Retezat National Park is a must for passionate hikers and wilderness enthusiasts. It’s a true Carpathian rock fortress with 20 peaks over 2,000 meters and a maximum altitude of 2,509 meters on Peleaga Peak, the third-highest in Romania. Hiking in Retezat National Park is a one of a kind experience as its trails are bordered by over 80 glacial lakes and tarns, including the largest of this kind in Romania, Bucura (8,8 hectares) and the deepest, Zanoaga (29 meters).
It’s the ideal place for passionate bird watchers as half of the country’s bird species are found here, along with almost 1,200 plant species and a wide variety of endangered plants and spectacular wildlife. This is the first national park of Romania, a UNESCO Reserve of the Biosphere, and one of the best conserved wild areas in the Carpathians.
Located in the western part of the Southern Carpathians, occupying a surface of 38,138 hectares, this national park protects one of the last remaining pristine forests in Europe. Retezat National Park is home to 55 species of mammals, overall 23% of all European terrestrial mammals, including the iconic brown bears, wolves, and lynx.
Photo via Fotolia

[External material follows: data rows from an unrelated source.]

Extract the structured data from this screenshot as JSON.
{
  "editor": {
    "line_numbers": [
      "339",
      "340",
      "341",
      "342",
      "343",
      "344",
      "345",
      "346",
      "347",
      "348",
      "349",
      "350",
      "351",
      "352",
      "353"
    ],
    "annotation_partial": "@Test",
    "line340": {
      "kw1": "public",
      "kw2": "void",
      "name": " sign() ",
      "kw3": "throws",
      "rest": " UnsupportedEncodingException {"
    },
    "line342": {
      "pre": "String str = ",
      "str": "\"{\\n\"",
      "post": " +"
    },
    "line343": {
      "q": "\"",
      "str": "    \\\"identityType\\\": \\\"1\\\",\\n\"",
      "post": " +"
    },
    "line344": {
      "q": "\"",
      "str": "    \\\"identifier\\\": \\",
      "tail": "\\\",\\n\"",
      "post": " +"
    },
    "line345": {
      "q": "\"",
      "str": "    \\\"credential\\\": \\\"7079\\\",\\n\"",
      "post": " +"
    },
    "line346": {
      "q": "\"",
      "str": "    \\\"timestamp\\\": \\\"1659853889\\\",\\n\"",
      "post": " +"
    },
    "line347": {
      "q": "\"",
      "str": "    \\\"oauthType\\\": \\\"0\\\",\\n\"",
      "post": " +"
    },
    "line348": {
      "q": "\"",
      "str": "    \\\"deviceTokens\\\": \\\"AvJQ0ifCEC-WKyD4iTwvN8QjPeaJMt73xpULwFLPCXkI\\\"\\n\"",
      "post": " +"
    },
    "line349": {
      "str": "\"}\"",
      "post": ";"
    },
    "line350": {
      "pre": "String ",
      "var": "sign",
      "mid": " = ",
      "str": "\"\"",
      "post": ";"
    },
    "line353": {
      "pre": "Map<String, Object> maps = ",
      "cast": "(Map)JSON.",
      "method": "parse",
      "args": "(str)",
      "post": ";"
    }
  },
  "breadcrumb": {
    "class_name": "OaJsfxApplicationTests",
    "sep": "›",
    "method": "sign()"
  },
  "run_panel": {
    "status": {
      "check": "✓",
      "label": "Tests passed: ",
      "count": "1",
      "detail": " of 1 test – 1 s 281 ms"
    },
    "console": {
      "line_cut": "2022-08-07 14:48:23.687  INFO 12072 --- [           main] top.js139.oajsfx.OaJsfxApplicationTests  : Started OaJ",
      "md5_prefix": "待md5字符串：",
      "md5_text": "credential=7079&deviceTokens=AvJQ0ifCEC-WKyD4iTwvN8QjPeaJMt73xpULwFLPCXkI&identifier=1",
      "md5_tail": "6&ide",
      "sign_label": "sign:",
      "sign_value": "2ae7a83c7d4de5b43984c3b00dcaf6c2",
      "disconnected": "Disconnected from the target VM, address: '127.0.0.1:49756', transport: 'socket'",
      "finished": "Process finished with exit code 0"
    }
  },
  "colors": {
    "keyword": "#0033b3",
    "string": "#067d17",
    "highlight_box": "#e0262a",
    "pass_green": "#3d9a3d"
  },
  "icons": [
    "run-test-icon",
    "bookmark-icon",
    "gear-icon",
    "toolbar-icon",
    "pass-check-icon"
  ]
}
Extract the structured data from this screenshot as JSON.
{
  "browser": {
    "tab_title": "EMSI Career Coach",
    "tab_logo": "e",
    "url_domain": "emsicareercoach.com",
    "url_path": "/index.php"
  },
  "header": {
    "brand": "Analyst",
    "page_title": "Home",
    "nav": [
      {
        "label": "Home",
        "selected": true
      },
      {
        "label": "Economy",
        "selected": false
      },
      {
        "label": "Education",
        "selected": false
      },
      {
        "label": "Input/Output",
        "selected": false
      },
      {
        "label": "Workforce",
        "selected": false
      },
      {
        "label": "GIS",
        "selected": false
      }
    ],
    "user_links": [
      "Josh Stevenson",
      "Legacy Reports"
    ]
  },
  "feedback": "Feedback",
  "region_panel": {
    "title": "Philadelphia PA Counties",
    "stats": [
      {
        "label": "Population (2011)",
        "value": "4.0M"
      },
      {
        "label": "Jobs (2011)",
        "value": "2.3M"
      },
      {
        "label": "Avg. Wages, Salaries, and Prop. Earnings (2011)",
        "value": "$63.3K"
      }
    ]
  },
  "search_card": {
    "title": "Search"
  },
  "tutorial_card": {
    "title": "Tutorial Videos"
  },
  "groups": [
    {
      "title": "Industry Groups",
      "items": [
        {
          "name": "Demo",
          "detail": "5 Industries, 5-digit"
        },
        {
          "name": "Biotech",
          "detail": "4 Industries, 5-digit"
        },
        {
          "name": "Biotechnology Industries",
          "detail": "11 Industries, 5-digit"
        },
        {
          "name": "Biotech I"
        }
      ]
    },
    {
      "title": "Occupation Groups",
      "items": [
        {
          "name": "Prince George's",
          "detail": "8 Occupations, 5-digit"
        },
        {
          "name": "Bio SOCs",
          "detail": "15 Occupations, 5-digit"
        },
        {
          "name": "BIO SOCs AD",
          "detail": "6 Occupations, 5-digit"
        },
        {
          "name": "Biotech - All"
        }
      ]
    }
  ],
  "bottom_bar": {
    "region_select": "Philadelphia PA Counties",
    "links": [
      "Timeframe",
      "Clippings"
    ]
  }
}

This protected area also shelters 120 bird species like the song thrush, the ring ouzel, the red-breasted flycatcher, the chiffchaff, the nutcracker, and the rare and magnificent golden eagle. Due to this great diversity, Retezat National Park was included in the Important Bird Areas Network. Even butterflies are a common presence, in number and species, and specialists assigned two Prime Butterfly Areas in the area of the park. More than one-third of Romania’s flora species can be found here and 90 of these plants are extremely important for conservation as they are endemic, while 130 are rare or vulnerable.
Its tall and rocky peaks alongside its breathtaking glacial lakes are the main attractions of the park, truly a hikers’ dreamland. Its highest peak, Peleaga, offers on a sunny day a scenic view over abrupt peaks like Papusa (2,508 meters) and Custura (2,457 meters), and an overwhelming image of some of the park’s most beautiful lakes.
In fact, Retezat National Park is also known as the ‘blue eye land’ due to its many beautiful glacial lakes, including the largest and deepest glacial lakes in Romania.
Besides the area of the park, you have the chance to explore one of the most beautiful regions in Romania, the Country of Hateg. Among its major attractions are the mysterious Densus Church, one of the oldest Orthodox churches in Romania, and the 14th century Corvin Castle. The 13th century Santamaria Orlea Church and the 14th century Prislop Monastery are also well worth a visit. Save some time to visit the Dinosaurs Geopark where Europe’s dinosaurs lived hundreds of millions of years ago.
Romania’s oldest national park and one of Europe’s last remaining wilderness areas, Retezat National Park is one of the few places on the continent where nature stands, at least for now, above human destruction. This is why hiking here is a privilege that should be lived at least once in a lifetime with the care and respect nature deserves.
The best options for a multi-day hike are camping or staying at the high-altitude mountain huts. If you’re planning for shorter hikes or if you simply want to relax, we recommend the guest houses from the nearby villages. Our recommendations are the guest houses Pensiunea Retezat, Casa Canda, Pensiunea Dumbravita, Cabana Soarelui Retezat.
The weather can be very unstable even during summers. Come prepared with warm and waterproof clothes.
Camping is only allowed at designated points.
Discover the hiking routes from the Retezat Mountains with this great guidebook The Mountains of Romania.